Being Maori, Being Takatāpui

Presentation Type: Oral
Conference Stream: Intersections
Presenter: Leonie Pihama
Presentation Title: Being Maori, Being Takatāpui
Room: Swan
Program schedule: Friday 14 August 2015 at 11:00
Duration: 30 mins

Summary

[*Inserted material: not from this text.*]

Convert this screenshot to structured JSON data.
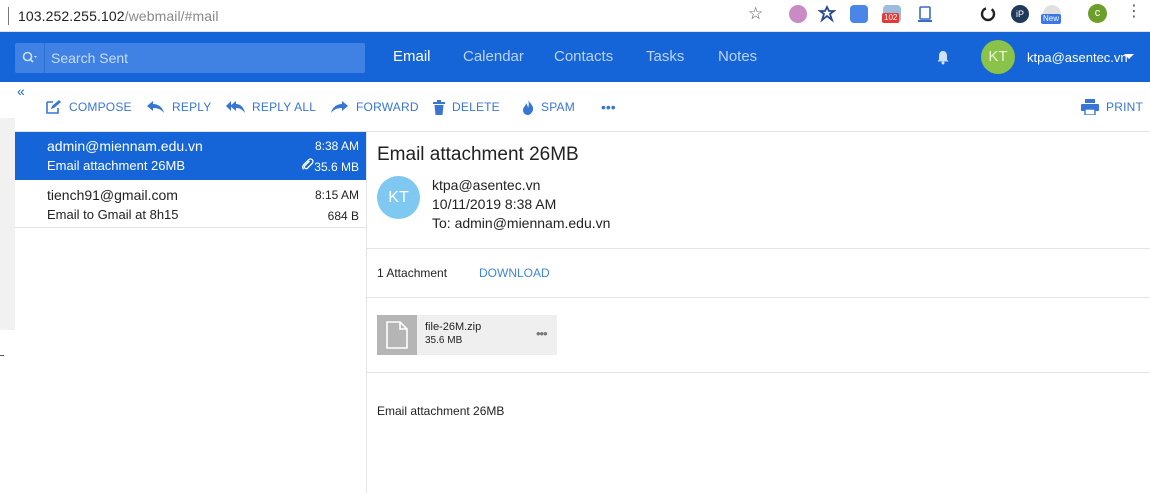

This presentation will explore the relationships between being Māori and being takatāpui within contemporary Māori society. It will explore historical and traditional understandings which may be drawn upon for Indigenous understandings of sexuality and provide analysis of the impact of colonial gender and race assumptions that have re-framed and re-defined Māori sexuality. Such ideologies have had a significant impact upon the wellbeing of Māori people and have disrupted fundamental Indigenous understandings, reo (language), tikanga (practices and protocols) and mātauranga (knowledges) about gender and sexuality beliefs and roles within Māori society. This has major implications for health and wellbeing. The presentation will also provide an overview of a current research project development, ‘Honour Project Aotearoa’ will investigate understandings of health and wellbeing in relation to the Takatāpui community. This research project will build on the ‘Honor Project’, a ground-breaking study undertaken by Dr. Karina Walters of the Indigenous Wellness Research Institute at the University of Washington, which explored wellbeing within the Native American Two-Spirit community. ‘Honour Project Aotearoa’ will be the first project to investigate understandings of wellbeing within the Takatāpui community. It will explore the health needs of Takatāpui, and provide insights into processes by which health service delivery can better serve the needs of this particular community.

Presentation slides (PDF)